UBC in pursuit of competitively-priced self-tinting windows
March 11, 2018 - UBC chemistry researchers say they have developed a simple, cost-effective technique for making smart windows that could lead the way for wide-scale adoption of this energy-saving technology.
By Anthony Capkun
Smart windows conserve building energy by switching from clear to tinted, dynamically controlling heat and light from the sun, depending on the building and occupants’ needs.
“Conventional windows waste a third of all energy used to heat, ventilate and air-condition buildings,” said prof. Curtis Berlinguette. “Smart window technologies offer the opportunity to reduce these energy losses, but the main challenge is finding ways to make these windows less expensive.”
Wei Cheng, who led this project as part of his post-doctoral work at UBC, found a new way to make glass materials that change colour in response to electricity, building on a technique co-developed in Berlinguette’s lab. Cheng’s method deposits a liquid solution containing a metal ion onto glass, then uses UV light to transform it into a film that coats the glass. The film is completely transparent but becomes blue when electricity passes through, ultimately creating the active component of a smart window.
Smart windows currently cost about $500 to $1000-m2 to make, much higher than the $30 to $200-m2 cost of a conventional glass window. With this new method, windows could be manufactured without high temperatures or the vacuum equipment currently used to make such devices, thereby reducing the cost.
“Our technique creates a uniform dynamic coating without the need for special instrumentation,” said Cheng. “Another advantage of our method is that it is compatible with many different metals, and it is scalable.”

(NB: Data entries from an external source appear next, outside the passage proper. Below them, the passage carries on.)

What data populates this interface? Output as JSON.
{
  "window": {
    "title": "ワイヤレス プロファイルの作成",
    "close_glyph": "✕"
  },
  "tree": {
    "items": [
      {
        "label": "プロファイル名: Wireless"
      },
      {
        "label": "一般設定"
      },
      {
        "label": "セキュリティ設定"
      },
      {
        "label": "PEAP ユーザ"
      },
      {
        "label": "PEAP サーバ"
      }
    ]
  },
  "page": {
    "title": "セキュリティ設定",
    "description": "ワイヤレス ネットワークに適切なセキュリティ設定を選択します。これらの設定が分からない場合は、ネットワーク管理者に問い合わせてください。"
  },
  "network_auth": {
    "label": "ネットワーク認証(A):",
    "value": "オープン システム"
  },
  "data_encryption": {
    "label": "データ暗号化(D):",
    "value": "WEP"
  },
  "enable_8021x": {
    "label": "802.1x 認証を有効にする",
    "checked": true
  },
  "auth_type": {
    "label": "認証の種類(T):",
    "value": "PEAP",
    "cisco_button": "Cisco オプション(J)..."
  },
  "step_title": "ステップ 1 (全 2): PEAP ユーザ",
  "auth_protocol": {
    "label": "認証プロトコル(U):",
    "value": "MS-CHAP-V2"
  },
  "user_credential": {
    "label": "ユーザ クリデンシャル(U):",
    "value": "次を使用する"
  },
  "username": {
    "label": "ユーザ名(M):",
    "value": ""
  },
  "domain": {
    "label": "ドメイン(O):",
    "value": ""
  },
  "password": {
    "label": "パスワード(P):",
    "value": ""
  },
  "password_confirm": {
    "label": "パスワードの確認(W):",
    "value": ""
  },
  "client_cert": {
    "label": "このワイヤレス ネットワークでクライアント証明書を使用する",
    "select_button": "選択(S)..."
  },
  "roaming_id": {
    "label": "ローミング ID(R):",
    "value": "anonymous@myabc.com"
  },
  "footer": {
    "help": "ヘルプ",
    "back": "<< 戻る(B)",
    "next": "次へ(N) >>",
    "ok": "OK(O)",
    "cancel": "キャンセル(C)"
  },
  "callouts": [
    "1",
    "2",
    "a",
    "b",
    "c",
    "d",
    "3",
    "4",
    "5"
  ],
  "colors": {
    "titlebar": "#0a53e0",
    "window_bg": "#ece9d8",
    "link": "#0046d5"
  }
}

Berlinguette and Cheng continue to work to prove the technique by making larger windows that are stable for extended periods.
“A commercial window needs to last many years, and we need to prove our windows can do the same,” said Cheng, who also noted that they were experimenting with more neutral tints so the windows would turn grey instead of blue.
The paper describing this technique, “Photodeposited amorphous oxide films for electrochromic windows”, was published in Chem.
— With files from Heather Amos